Fall is in the air. Days are getting shorter, temperatures are cooling off and all the colorful shrubs and trees will change to patches of red, yellow and orange hues.
Fall is a great time to purchase and plant shrubs and trees, so if you are looking to replace some plants or add new ones, look for varieties of plants with great color. It will bring many years of joy to come.
Homeowners can plant all types of shrubs and trees in their landscapes to not only provide cooling summer shade, but to have colorful fall foliage as well.
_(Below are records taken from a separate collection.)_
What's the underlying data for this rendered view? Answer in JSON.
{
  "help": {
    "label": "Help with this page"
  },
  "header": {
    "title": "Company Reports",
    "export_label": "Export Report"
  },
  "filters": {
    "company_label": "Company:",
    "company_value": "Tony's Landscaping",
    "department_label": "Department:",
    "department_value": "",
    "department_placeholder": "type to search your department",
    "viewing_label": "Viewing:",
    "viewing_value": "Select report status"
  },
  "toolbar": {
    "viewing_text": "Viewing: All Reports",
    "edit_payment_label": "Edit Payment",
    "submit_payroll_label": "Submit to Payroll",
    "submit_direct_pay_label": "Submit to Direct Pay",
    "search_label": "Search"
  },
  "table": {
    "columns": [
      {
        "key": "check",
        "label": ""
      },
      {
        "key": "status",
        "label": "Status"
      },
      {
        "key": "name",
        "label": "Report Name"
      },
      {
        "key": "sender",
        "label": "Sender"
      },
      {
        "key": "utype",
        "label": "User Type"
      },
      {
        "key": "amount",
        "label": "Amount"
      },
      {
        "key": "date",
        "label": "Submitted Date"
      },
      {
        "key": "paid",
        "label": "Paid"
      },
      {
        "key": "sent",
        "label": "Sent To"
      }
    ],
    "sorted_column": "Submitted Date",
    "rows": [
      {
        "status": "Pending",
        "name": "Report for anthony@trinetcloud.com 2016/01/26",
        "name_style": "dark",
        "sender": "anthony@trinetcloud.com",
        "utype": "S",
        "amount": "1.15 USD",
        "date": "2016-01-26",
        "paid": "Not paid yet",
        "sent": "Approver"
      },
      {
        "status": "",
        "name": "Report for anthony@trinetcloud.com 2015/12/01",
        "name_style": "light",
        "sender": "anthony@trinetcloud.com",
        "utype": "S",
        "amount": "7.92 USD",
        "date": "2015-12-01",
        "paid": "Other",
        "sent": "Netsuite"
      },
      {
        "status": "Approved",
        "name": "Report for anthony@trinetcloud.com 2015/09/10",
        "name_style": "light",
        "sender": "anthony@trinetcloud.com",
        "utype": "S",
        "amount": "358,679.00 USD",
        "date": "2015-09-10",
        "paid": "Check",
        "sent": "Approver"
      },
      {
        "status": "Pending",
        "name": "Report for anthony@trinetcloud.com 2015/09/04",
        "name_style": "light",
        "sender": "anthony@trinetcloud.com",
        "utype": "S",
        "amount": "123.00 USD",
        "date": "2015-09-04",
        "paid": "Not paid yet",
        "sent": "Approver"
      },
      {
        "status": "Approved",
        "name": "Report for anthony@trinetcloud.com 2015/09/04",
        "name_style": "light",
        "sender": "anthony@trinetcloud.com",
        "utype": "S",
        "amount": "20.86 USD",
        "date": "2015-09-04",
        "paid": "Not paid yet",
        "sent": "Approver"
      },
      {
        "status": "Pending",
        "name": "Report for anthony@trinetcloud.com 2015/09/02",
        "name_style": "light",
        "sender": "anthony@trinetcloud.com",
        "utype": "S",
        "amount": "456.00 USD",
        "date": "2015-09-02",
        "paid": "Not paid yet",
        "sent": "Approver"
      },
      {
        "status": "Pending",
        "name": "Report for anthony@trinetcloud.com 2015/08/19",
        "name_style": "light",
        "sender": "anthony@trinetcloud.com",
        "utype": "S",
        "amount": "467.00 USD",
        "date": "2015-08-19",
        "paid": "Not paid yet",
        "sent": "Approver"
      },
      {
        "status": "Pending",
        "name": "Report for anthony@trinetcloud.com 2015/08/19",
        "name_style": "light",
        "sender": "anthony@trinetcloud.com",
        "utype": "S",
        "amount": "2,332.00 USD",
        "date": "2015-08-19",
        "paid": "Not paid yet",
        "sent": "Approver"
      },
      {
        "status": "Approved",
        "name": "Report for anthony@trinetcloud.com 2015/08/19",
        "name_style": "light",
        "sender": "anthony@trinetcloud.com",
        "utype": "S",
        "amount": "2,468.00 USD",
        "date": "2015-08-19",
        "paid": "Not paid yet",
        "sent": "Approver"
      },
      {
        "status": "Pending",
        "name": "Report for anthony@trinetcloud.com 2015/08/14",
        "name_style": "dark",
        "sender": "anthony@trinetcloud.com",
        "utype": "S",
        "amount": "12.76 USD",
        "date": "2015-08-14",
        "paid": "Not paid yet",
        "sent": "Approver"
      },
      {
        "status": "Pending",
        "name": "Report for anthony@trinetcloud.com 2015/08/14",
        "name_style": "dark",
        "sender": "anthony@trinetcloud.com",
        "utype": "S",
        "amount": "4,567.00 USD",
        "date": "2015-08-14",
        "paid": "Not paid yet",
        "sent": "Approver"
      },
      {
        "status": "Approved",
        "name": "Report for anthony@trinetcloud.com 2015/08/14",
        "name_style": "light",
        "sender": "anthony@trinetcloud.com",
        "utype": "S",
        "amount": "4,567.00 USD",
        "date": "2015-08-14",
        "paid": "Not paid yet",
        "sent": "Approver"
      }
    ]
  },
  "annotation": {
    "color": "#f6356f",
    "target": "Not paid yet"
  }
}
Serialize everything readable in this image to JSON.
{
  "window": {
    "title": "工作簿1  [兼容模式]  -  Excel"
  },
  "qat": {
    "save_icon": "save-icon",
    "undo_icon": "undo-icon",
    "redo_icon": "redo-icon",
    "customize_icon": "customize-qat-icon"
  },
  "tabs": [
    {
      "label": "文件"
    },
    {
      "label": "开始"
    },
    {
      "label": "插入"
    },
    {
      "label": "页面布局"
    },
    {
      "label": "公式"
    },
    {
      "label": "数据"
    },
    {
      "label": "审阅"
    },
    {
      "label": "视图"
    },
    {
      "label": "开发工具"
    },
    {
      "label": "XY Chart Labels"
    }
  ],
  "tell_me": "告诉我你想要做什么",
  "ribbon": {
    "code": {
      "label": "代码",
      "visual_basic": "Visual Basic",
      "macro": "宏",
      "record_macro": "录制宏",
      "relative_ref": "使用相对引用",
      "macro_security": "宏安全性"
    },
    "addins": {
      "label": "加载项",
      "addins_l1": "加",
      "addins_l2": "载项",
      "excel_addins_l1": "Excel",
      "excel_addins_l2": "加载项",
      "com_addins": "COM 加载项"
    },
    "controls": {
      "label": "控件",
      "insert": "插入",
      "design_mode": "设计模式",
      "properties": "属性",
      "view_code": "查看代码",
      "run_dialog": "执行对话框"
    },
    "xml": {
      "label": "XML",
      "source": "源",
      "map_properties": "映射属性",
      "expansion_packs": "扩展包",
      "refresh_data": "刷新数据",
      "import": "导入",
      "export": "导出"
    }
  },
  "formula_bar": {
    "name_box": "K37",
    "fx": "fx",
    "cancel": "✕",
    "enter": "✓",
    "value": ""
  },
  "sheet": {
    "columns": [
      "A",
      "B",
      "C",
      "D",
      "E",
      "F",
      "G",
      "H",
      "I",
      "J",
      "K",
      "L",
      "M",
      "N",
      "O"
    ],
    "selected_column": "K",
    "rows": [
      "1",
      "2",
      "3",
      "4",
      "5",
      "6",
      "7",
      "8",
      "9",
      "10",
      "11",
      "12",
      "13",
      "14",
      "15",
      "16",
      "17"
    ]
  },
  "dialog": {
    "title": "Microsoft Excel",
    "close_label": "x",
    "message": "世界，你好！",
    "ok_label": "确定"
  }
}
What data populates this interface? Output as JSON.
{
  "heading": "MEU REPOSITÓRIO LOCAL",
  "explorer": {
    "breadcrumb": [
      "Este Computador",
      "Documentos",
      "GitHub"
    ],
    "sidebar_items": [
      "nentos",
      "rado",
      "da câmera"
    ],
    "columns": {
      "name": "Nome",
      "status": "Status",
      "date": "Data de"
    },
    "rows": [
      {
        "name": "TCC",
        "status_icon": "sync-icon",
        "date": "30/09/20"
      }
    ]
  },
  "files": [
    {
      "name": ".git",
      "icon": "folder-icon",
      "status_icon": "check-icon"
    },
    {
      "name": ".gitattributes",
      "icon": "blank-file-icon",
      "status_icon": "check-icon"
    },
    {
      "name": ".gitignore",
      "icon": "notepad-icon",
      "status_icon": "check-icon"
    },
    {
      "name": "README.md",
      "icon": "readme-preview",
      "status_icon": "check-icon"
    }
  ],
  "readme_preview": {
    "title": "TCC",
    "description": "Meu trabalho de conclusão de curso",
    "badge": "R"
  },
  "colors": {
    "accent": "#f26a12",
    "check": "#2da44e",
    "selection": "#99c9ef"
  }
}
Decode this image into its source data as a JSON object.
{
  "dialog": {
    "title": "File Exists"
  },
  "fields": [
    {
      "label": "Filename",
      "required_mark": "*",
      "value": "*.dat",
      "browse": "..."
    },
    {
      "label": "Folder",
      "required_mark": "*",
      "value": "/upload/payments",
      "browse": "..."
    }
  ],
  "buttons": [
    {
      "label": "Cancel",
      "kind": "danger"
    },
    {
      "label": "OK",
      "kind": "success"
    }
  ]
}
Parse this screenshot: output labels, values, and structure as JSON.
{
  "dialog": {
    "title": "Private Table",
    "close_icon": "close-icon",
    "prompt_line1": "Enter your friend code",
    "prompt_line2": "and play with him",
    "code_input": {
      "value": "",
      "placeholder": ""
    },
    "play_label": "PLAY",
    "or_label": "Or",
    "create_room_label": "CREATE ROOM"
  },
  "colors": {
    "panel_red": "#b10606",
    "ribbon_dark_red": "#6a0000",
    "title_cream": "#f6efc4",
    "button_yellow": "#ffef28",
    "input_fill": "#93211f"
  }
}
Many shrubs with fall color are great to plant in Northeast Georgia. Some of the popular shrubs that turn reddish purple to scarlet crimson reds include blueberry, chokeberry and oakleaf hydrangeas. Blackhaw and mapleleaf viburnums turn vibrant colors, ranging from red bronze to grape-juice purple. Virginia sweetspire has a beautiful reddish-purple leaf. Yellow leaf foliage includes shrubs such as fothergilla, common witch hazel and bottlebrush buckeye. Sumacs are unrivaled in their gold, red and maroon fall colors.
Burning bush is another colorful shrub that some may find invasive, but has brilliant red foliage.
To add colorful fall foliage from a tree, homeowners can plant large fast-growing trees such as red and sugar maples, Chinese pistache, sourwood, pin and scarlet oak trees and Japanese stewartia.
The butter-yellow Gingko (don’t purchase the female) is another showy tree, but it grows slowly.
Smaller trees include serviceberry, crape myrtle, dogwood, flowering cherry and a variety of Japanese ornamental maple trees.
Another striking fall tree is the bald cypress. The tree turns to a honey-suede color in the fall and loses its needles for the winter.
Consider the colorful vine Virginia creeper to plant. It has a beautiful red color in the fall and will climb but not hurt the trees.
Wanda Cannon serves as Master Gardener coordinator and horticulture assistant for the UGA Cooperative Extension office in Hall County. Contact her at 770-535-8293 or email@example.com. Her column appears biweekly and on gainesvilletimes.com/life.